(EXERCISE DATA begins)

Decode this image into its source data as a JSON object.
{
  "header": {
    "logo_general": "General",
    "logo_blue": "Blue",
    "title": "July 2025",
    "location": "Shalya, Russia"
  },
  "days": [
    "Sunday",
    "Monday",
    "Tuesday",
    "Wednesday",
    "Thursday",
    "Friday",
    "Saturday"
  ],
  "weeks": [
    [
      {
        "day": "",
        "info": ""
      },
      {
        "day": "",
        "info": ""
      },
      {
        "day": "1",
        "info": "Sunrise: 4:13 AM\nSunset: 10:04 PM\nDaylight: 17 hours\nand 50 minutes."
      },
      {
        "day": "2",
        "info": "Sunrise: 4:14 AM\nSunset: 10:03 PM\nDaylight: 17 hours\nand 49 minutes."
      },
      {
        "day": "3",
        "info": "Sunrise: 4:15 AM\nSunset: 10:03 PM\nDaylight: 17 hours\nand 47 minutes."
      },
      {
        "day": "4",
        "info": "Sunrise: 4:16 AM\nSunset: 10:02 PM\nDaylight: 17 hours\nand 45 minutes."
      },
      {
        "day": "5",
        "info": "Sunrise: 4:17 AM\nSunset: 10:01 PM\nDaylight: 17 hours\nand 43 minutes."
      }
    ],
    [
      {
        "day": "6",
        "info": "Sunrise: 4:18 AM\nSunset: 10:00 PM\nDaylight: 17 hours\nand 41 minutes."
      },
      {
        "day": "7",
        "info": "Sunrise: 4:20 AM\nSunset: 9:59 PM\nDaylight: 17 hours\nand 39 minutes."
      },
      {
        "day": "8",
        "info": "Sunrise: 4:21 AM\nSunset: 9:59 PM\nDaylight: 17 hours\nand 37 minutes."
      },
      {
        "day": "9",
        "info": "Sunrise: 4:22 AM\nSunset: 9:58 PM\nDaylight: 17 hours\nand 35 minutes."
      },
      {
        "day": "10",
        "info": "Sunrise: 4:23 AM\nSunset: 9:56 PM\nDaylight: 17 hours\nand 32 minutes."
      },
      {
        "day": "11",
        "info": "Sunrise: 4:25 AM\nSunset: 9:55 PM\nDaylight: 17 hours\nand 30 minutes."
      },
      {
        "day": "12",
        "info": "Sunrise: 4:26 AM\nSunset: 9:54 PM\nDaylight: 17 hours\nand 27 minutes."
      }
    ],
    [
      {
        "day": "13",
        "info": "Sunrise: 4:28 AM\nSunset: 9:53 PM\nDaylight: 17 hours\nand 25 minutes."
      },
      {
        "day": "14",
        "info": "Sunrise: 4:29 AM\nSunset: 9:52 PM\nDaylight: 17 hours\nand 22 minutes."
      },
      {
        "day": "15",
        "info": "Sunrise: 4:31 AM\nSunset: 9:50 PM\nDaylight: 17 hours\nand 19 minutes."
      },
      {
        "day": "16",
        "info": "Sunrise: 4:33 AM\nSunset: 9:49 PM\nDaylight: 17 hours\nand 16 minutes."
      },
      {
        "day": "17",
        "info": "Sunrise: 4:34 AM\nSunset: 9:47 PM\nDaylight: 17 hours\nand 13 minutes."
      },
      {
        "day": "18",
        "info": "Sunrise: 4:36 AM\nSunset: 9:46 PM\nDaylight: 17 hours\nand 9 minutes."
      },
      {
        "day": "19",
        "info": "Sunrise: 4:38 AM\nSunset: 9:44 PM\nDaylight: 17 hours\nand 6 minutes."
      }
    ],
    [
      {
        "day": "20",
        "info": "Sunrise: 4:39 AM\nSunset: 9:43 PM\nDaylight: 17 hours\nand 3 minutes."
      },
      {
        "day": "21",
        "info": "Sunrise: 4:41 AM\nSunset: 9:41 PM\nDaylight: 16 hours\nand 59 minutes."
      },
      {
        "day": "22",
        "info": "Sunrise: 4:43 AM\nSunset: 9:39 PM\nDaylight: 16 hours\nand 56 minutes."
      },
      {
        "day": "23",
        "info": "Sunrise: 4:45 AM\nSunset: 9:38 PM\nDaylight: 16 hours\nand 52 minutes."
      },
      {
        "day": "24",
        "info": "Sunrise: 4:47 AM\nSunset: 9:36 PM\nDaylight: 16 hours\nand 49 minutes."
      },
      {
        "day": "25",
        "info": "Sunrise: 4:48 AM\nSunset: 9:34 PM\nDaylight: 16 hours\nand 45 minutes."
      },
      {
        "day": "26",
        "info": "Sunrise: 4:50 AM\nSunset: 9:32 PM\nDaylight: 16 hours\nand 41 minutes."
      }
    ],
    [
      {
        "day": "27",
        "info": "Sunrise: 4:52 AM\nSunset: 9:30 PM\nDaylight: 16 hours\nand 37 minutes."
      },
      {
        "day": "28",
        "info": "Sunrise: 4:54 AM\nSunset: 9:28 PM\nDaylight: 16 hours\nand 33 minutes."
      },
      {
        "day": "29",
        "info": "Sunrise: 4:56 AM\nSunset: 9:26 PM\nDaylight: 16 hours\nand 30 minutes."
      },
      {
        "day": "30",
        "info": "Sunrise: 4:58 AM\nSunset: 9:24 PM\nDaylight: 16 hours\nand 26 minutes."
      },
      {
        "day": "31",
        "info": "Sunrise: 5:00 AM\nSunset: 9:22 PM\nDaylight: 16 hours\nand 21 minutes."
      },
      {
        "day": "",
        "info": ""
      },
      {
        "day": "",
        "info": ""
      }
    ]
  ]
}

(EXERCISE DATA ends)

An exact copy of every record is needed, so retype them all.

Decode this image into its source data as a JSON object.
{
  "header": {
    "logo_general": "General",
    "logo_blue": "Blue",
    "title": "July 2025",
    "location": "Shalya, Russia"
  },
  "days": [
    "Sunday",
    "Monday",
    "Tuesday",
    "Wednesday",
    "Thursday",
    "Friday",
    "Saturday"
  ],
  "weeks": [
    [
      {
        "day": "",
        "info": ""
      },
      {
        "day": "",
        "info": ""
      },
      {
        "day": "1",
        "info": "Sunrise: 4:13 AM\nSunset: 10:04 PM\nDaylight: 17 hours\nand 50 minutes."
      },
      {
        "day": "2",
        "info": "Sunrise: 4:14 AM\nSunset: 10:03 PM\nDaylight: 17 hours\nand 49 minutes."
      },
      {
        "day": "3",
        "info": "Sunrise: 4:15 AM\nSunset: 10:03 PM\nDaylight: 17 hours\nand 47 minutes."
      },
      {
        "day": "4",
        "info": "Sunrise: 4:16 AM\nSunset: 10:02 PM\nDaylight: 17 hours\nand 45 minutes."
      },
      {
        "day": "5",
        "info": "Sunrise: 4:17 AM\nSunset: 10:01 PM\nDaylight: 17 hours\nand 43 minutes."
      }
    ],
    [
      {
        "day": "6",
        "info": "Sunrise: 4:18 AM\nSunset: 10:00 PM\nDaylight: 17 hours\nand 41 minutes."
      },
      {
        "day": "7",
        "info": "Sunrise: 4:20 AM\nSunset: 9:59 PM\nDaylight: 17 hours\nand 39 minutes."
      },
      {
        "day": "8",
        "info": "Sunrise: 4:21 AM\nSunset: 9:59 PM\nDaylight: 17 hours\nand 37 minutes."
      },
      {
        "day": "9",
        "info": "Sunrise: 4:22 AM\nSunset: 9:58 PM\nDaylight: 17 hours\nand 35 minutes."
      },
      {
        "day": "10",
        "info": "Sunrise: 4:23 AM\nSunset: 9:56 PM\nDaylight: 17 hours\nand 32 minutes."
      },
      {
        "day": "11",
        "info": "Sunrise: 4:25 AM\nSunset: 9:55 PM\nDaylight: 17 hours\nand 30 minutes."
      },
      {
        "day": "12",
        "info": "Sunrise: 4:26 AM\nSunset: 9:54 PM\nDaylight: 17 hours\nand 27 minutes."
      }
    ],
    [
      {
        "day": "13",
        "info": "Sunrise: 4:28 AM\nSunset: 9:53 PM\nDaylight: 17 hours\nand 25 minutes."
      },
      {
        "day": "14",
        "info": "Sunrise: 4:29 AM\nSunset: 9:52 PM\nDaylight: 17 hours\nand 22 minutes."
      },
      {
        "day": "15",
        "info": "Sunrise: 4:31 AM\nSunset: 9:50 PM\nDaylight: 17 hours\nand 19 minutes."
      },
      {
        "day": "16",
        "info": "Sunrise: 4:33 AM\nSunset: 9:49 PM\nDaylight: 17 hours\nand 16 minutes."
      },
      {
        "day": "17",
        "info": "Sunrise: 4:34 AM\nSunset: 9:47 PM\nDaylight: 17 hours\nand 13 minutes."
      },
      {
        "day": "18",
        "info": "Sunrise: 4:36 AM\nSunset: 9:46 PM\nDaylight: 17 hours\nand 9 minutes."
      },
      {
        "day": "19",
        "info": "Sunrise: 4:38 AM\nSunset: 9:44 PM\nDaylight: 17 hours\nand 6 minutes."
      }
    ],
    [
      {
        "day": "20",
        "info": "Sunrise: 4:39 AM\nSunset: 9:43 PM\nDaylight: 17 hours\nand 3 minutes."
      },
      {
        "day": "21",
        "info": "Sunrise: 4:41 AM\nSunset: 9:41 PM\nDaylight: 16 hours\nand 59 minutes."
      },
      {
        "day": "22",
        "info": "Sunrise: 4:43 AM\nSunset: 9:39 PM\nDaylight: 16 hours\nand 56 minutes."
      },
      {
        "day": "23",
        "info": "Sunrise: 4:45 AM\nSunset: 9:38 PM\nDaylight: 16 hours\nand 52 minutes."
      },
      {
        "day": "24",
        "info": "Sunrise: 4:47 AM\nSunset: 9:36 PM\nDaylight: 16 hours\nand 49 minutes."
      },
      {
        "day": "25",
        "info": "Sunrise: 4:48 AM\nSunset: 9:34 PM\nDaylight: 16 hours\nand 45 minutes."
      },
      {
        "day": "26",
        "info": "Sunrise: 4:50 AM\nSunset: 9:32 PM\nDaylight: 16 hours\nand 41 minutes."
      }
    ],
    [
      {
        "day": "27",
        "info": "Sunrise: 4:52 AM\nSunset: 9:30 PM\nDaylight: 16 hours\nand 37 minutes."
      },
      {
        "day": "28",
        "info": "Sunrise: 4:54 AM\nSunset: 9:28 PM\nDaylight: 16 hours\nand 33 minutes."
      },
      {
        "day": "29",
        "info": "Sunrise: 4:56 AM\nSunset: 9:26 PM\nDaylight: 16 hours\nand 30 minutes."
      },
      {
        "day": "30",
        "info": "Sunrise: 4:58 AM\nSunset: 9:24 PM\nDaylight: 16 hours\nand 26 minutes."
      },
      {
        "day": "31",
        "info": "Sunrise: 5:00 AM\nSunset: 9:22 PM\nDaylight: 16 hours\nand 21 minutes."
      },
      {
        "day": "",
        "info": ""
      },
      {
        "day": "",
        "info": ""
      }
    ]
  ]
}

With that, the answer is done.